Idiocracy: Dumb is Fine, Statism is the Real Problem
If you’ve never seen Idiocracy, much of the story revolves around how the future society is on the brink of famine because farms irrigate with the Gatorade-esque Brawndo sports drink instead of water. Average-intelligence cryo-time-traveler Luke Wilson orders that all farms switch back to water. The sudden decrease in demand for Brawndo causes tons of layoffs at the Brawndo corporation, so Luke Wilson is vilified. Then they find out that the crops are growing again, so everything is okay. The movie is always used as to say that our culture is becoming too dumb, and the movie blames the infertility of the rich and educated.
But what sticks out to me is that nobody stops using Brawndo until the government orders them to use water. In the future world of Idiocracy, the federal government apparently has total control over how farms are run. A corrupt partnership with Brawndo led the government to force those farms to irrigate with Brawndo.
Even though the people of Idiocracy are dumb, any farmer would still realize that their crops aren’t growing, and they aren’t making money. We are explicitly told that the people of Idiocracy “like money” so somebody would have tried changing anything to get their crops to grow again. That nobody did until the government ordered it means that all farms are run centrally.
After the switch is made, the president of Brawndo calls the White House panicking about how most of the country has lost their jobs. The talk of “jobs” is far removed from the fundamental idea of economics. The government-mandated use of Brawndo keeping the company profitable was on the verge of killing millions. Those jobs were obviously useless, and that labor should have been put to use doing something else.
Besides their lack of intelligence, and the corrupt centrally-run economy, there could also be a culture of complacency. At one point, Dax Shepard derisively says “some smart guy made it a long time ago” about a machine that is broken. At some point between current day and when Luke Wilson is unfrozen, most tasks were simplified by machines. At that time, the “smart guys” must have thought they had perfected how everything was made, and rampant corporate statism locked everything in place. Workers later blindly and clumsily do what their work machines tell them to do. The president of Brawndo didn’t even lay off his own employees, because “it did that auto-layoff thing.” People like Dax Shepard know that things don’t work, but are resigned to curse the “smart guys” of the past.
They’re probably right to insult those “smart guys” because, paired with their specific technological skills, the smart guys also had the force of the state behind them. They got things the way they wanted it, and forcibly kept anybody from trying to challenge their meal tickets. Their creations outgrew their usefulness, but there was no system to dismantle them.
It doesn’t matter that the Idiocracy people were dumb. because market economics doesn’t take IQ tests of the people trying ideas.

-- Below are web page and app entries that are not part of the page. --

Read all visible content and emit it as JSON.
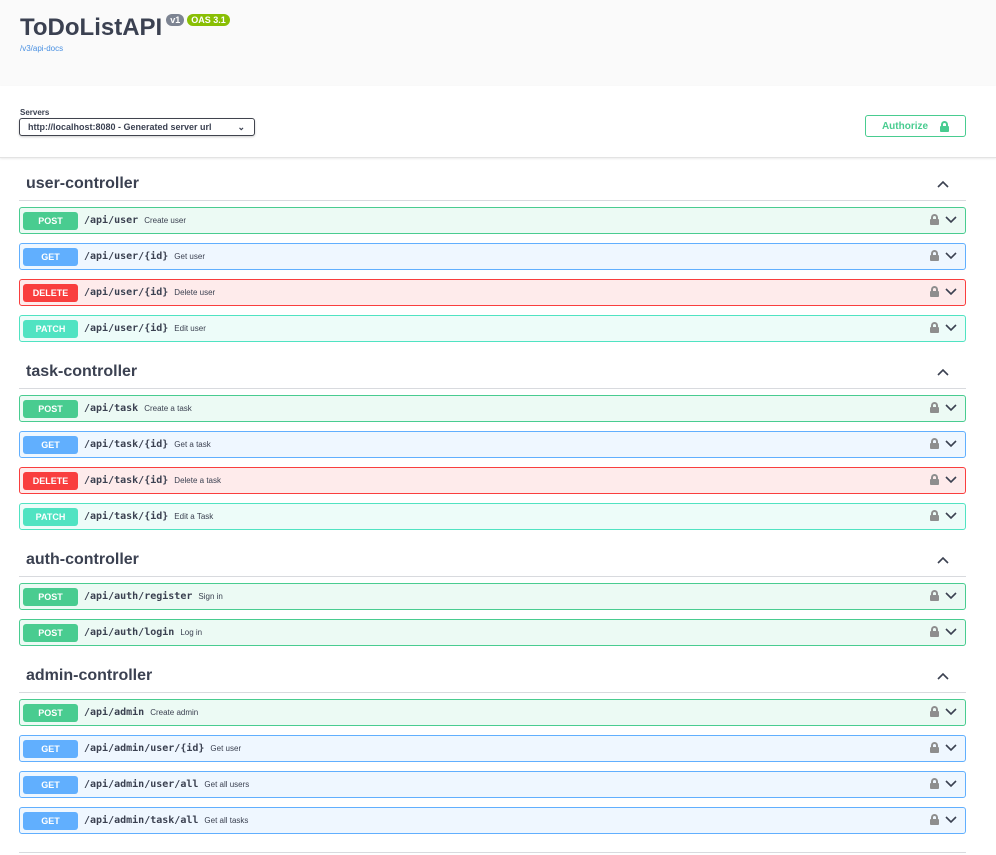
{
  "info": {
    "title": "ToDoListAPI",
    "version": "v1",
    "oas": "OAS 3.1",
    "docs_link": "/v3/api-docs"
  },
  "servers": {
    "label": "Servers",
    "selected": "http://localhost:8080 - Generated server url"
  },
  "authorize": {
    "label": "Authorize"
  },
  "colors": {
    "post": "#49cc90",
    "get": "#61affe",
    "delete": "#f93e3e",
    "patch": "#50e3c2"
  },
  "tags": [
    {
      "name": "user-controller",
      "operations": [
        {
          "method": "POST",
          "path": "/api/user",
          "summary": "Create user"
        },
        {
          "method": "GET",
          "path": "/api/user/{id}",
          "summary": "Get user"
        },
        {
          "method": "DELETE",
          "path": "/api/user/{id}",
          "summary": "Delete user"
        },
        {
          "method": "PATCH",
          "path": "/api/user/{id}",
          "summary": "Edit user"
        }
      ]
    },
    {
      "name": "task-controller",
      "operations": [
        {
          "method": "POST",
          "path": "/api/task",
          "summary": "Create a task"
        },
        {
          "method": "GET",
          "path": "/api/task/{id}",
          "summary": "Get a task"
        },
        {
          "method": "DELETE",
          "path": "/api/task/{id}",
          "summary": "Delete a task"
        },
        {
          "method": "PATCH",
          "path": "/api/task/{id}",
          "summary": "Edit a Task"
        }
      ]
    },
    {
      "name": "auth-controller",
      "operations": [
        {
          "method": "POST",
          "path": "/api/auth/register",
          "summary": "Sign in"
        },
        {
          "method": "POST",
          "path": "/api/auth/login",
          "summary": "Log in"
        }
      ]
    },
    {
      "name": "admin-controller",
      "operations": [
        {
          "method": "POST",
          "path": "/api/admin",
          "summary": "Create admin"
        },
        {
          "method": "GET",
          "path": "/api/admin/user/{id}",
          "summary": "Get user"
        },
        {
          "method": "GET",
          "path": "/api/admin/user/all",
          "summary": "Get all users"
        },
        {
          "method": "GET",
          "path": "/api/admin/task/all",
          "summary": "Get all tasks"
        }
      ]
    }
  ]
}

The ideas are tried, discarded if they fail, kept if they work, and discarded as soon as they stop working. By brute force, solutions are figured out, and society is advanced and adjusted according to changing situations.